Does Canada Even Need Keystone?
Robert is a member of The Motley Fool Blog Network -- entries represent the personal opinion of the blogger and are not formally edited.
President Obama's critical comments of TransCanada's (NYSE: TRP) Keystone XL pipeline suggest the chances of the projects's approval are waning. But while America dithers, Canada isn't standing by. With so many options emerging in recent months, Keystone is losing relevance.
New options emerging
While Keystone has been held in political purgatory, Canadian oil producers are securing access to new markets.
On Thursday, TransCanada gave the green-light on its Energy East pipeline which will ship Alberta crude to Quebec and New Brunswick refineries. With 1.1 million b/d of capacity, the project will single-handedly replace Keystone.

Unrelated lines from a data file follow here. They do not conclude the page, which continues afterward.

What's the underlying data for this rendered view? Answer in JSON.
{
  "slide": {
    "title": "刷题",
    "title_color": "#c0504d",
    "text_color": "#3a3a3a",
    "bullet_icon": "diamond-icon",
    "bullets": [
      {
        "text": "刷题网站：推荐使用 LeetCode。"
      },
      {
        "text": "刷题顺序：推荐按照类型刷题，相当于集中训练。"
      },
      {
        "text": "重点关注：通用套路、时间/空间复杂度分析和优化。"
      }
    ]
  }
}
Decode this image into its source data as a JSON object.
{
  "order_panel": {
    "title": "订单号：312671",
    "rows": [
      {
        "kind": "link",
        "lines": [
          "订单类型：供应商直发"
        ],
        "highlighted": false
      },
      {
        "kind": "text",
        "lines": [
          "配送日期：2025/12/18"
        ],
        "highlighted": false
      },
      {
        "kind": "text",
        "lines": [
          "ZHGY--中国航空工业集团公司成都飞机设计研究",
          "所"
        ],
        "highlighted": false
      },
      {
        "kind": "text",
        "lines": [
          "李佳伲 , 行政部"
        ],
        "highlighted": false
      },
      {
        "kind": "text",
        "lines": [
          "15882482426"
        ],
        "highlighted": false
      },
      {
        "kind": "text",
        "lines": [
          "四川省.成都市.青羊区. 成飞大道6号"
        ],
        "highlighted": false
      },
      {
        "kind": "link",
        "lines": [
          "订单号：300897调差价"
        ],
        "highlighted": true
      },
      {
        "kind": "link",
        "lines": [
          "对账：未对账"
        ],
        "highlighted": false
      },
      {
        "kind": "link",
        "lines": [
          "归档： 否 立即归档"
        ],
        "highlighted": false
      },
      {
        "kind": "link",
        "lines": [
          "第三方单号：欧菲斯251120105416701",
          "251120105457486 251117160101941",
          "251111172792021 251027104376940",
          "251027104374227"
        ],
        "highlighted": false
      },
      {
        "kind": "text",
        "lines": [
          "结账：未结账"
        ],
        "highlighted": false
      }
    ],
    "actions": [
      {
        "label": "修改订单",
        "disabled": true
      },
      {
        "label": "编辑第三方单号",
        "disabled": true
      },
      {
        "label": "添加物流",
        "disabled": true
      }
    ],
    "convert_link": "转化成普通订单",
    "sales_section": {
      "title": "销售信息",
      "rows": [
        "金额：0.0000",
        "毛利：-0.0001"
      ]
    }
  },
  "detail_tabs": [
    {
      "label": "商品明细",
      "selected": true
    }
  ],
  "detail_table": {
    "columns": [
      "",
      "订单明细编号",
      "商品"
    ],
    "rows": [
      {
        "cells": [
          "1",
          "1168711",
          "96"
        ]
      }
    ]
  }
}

New developments have also brought the Enbridge (NYSE: ENB) Northern Gateway and the Kinder Morgan TransMountain expansion proposals back on the table. Last week, the provincial premiers of Alberta and British Columbia announced that they will work together to expand oil and gas exports. It's a huge step forward for the two provinces that are attempting to resolve their differences over bitumen pipelines to the country's West coast. If approved, both projects would ship a combined 1.1 million b/d of Alberta crude for export to Asia.
Meanwhile Enbridge, the company responsible for shipping over two thirds of Canada's crude exports, has been quietly expanding its pipeline system. These initiatives include eliminating bottlenecks to boost capacity in the Chicago area, twinning the Spearhead and Seaway pipelines to move more crude to the U.S. Gulf Coast, and reversing the Line 9 route to begin shipping oil to Quebec. According to the company's estimates, these secured projects will boost capacity 50% to three million b/d by 2015.
And Canada's options don't end with pipelines. Rail has emerged as an important transportation method with the amount of crude moved by train tripling over the past three years.
Admitted this is a pretty rosy scenario. The optimistic case assumes every proposal is approved and new regulations don't quash the boom in the railroad industry. That's a bold suggestion. However, all of the points above demonstrate that Canada can find other places to ship its crude. Keystone isn't the only game in town.
New pipeline capacity will have obvious benefits for Canadian upstream names like Cenovus, Imperial Oil, and Suncor. But midstream developments north of the border will have implications for American producers as well.
Take Continental Resources (NYSE: CLR) for example. For several years now the company has posted impressive growth in the North Dakota Bakken with output growing 40% last quarter to 122,000 boe/d. But last year, all of this production slammed right into a wall of low prices. Thanks to a supply glut in the Midwest, Continental's output had been selling for as much as a 15% discount relative to international crude oil benchmarks. That fiasco could repeat itself without new pipeline construction.
But if Canadian producers begin to send their crude east rather than south, there will be considerably less supply flowing into the Midwest. This means Continental shareholders can be reasonably assured that a discount for their crude will not reemerge.
Foolish bottom line
Canada is demonstrating it can thrive with or without Keystone XL. This is making the President’s delay and pressure tactics less effective each passing day.
Robert Baillieul has no position in any stocks mentioned. The Motley Fool has no position in any of the stocks mentioned. Try any of our Foolish newsletter services free for 30 days. We Fools may not all hold the same opinions, but we all believe that considering a diverse range of insights makes us better investors. The Motley Fool has a disclosure policy. Is this post wrong? Click here. Think you can do better? Join us and write your own!